offensive [and] simply irrelevant for the arts , despite the fact that the original piece is in many places complimentary.
In the original article, Midgette said that his performance was lackluster given his huge talents, and prone to grandiloquence .
Lazic also claimed that his request was nothing to do with censorship ...BUT... a response to the fact that newspaper reviews are too far from the truth .
A comedian might say it's his job to make fun of everything and everybody under the sun - the more wicked, the better. In Germany, a debate has broken out after a Muslim citizen filed suit over a comedian's jokes.
Annabelle is a 2014 USA horror by John R Leonetti.
Starring Ward Horton, Annabelle Wallis and Alfre Woodard.
John Form has found the perfect gift for his expectant wife, Mia - a beautiful, rare vintage doll in a pure white wedding dress. But Mia's delight with Annabelle doesn't last long. On one horrific night, their home is invaded by members of a
satanic cult, who violently attack the couple. Spilled blood and terror are not all they leave behind. The cultists have conjured an entity so malevolent that nothing they did will compare to the sinister conduit to the damned that is now...
BBFC: Passed 15 uncut for strong horror, bloody violence
MPAA: Rated R for intense sequences of disturbing violence and terror.
A string of French cinemas have cancelled showings of new American horror form Annabelle after violence has repeatedly broken in the audience. The managers of cinemas in Marseille, Strasbourg and Montpellier have ceased showing the film
until further notice for security reasons.
General chaos and fights have broken out among audience members during the screenings of the film, which is a prequel of the film The Conjuring and tells the tale of the murderous puppet Annabelle terrorising an unsuspecting family.

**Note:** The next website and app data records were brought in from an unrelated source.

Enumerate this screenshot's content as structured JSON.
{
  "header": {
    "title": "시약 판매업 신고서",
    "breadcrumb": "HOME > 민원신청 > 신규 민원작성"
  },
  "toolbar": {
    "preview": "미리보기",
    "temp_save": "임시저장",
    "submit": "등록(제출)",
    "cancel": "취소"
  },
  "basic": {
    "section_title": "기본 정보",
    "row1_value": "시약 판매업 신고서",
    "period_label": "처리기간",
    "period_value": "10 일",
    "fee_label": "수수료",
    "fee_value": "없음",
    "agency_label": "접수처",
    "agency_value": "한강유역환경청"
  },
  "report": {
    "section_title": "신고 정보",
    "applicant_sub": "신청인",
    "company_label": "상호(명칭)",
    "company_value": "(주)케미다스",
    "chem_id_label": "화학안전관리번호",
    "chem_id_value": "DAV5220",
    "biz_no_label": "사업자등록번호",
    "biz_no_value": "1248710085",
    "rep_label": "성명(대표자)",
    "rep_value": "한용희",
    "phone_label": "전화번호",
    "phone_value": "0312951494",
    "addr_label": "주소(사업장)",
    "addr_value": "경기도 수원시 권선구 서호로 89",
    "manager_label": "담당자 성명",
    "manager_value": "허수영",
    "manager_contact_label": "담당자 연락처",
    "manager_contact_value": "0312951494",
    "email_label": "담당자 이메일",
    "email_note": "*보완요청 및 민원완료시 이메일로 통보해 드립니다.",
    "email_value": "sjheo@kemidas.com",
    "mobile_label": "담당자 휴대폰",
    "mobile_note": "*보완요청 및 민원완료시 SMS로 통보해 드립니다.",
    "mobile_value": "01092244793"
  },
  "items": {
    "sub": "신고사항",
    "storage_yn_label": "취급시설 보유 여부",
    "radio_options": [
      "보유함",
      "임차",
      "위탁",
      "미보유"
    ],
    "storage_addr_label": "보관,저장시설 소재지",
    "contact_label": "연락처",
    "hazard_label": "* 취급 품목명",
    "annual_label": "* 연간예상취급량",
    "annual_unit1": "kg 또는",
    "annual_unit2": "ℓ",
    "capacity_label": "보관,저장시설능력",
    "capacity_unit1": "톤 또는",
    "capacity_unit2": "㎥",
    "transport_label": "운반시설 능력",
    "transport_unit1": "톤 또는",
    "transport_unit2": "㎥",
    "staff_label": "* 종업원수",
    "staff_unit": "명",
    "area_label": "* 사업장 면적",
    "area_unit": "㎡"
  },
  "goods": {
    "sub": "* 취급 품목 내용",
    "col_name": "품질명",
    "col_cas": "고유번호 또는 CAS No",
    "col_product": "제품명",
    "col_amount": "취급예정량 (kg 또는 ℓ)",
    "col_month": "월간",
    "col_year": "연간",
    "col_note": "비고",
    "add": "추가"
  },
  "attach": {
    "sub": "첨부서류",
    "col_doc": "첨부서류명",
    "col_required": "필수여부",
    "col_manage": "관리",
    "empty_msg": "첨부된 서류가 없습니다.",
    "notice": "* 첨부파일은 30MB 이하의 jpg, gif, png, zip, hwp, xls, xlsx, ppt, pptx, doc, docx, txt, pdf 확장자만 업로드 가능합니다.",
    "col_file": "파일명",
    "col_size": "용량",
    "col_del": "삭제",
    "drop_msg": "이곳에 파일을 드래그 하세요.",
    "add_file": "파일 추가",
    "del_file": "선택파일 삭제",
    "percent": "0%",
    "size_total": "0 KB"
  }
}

The trouble seems to stem from teenagers getting rowdy during the screenings. BFMTV film critics Alain Grasset said:
It's a very young audience, for whom the screening is a time to let loose, they go to see it as a joke, but it's a pretext to go a little wild.
European ministers are moving in favour of censorship in the form of the right to be forgotten rules, following discussions on the drafting of new Data Protection laws.
A ludicrous ruling by the European Court of Justice in May ordered Google to remove links from its search results that went to outdated or irrelevant information even though Google are in no position to be able to consider the facts of the case.
However, even though this right is included in the draft of the new law, most ministers argued for the final inclusion to be a watered-down version of the ECJ ruling. The UK argued there must be a balance between freedom of expression and the
right to be forgotten, and that can only be decided on a case-by-case basis. The Netherlands agreed, and said that it was best left to the courts.
The UK, Germany, the Netherlands and the Czechs all agreed that they want a broader wording than the court ruling gave, and said there was no need to copy the ECJ text into the new law. Germany's representatives argued that freedom of expression
has better protection under current laws. Meanwhile, Estonia argued the Data Protection Regulation wasn't the right place to try to regulate free speech. Austria said there must be some sort of control as questions of privacy and free speech
should not be left to Google.
However, the Council's legal service intervened to point out that the ECJ ruling effectively said the right to be forgotten trumps free speech, despite national ministers arguing for balance. In fact, to some extent, the ECJ ruling is treaty law,
and the Council can't really draw up a regulation that goes against that.
In one of the first rulings of its kind, a French court last month ordered Google to remove links to defamatory information from its search results globally .
Up to now, most rulings have limited themselves to the local top level domain -- such as Google.fr. However, the decision of the High Court in Paris was that this would be insufficient because even in France users can search using the Google.com
If Google does not comply, it will face daily fines of 1,000 euros.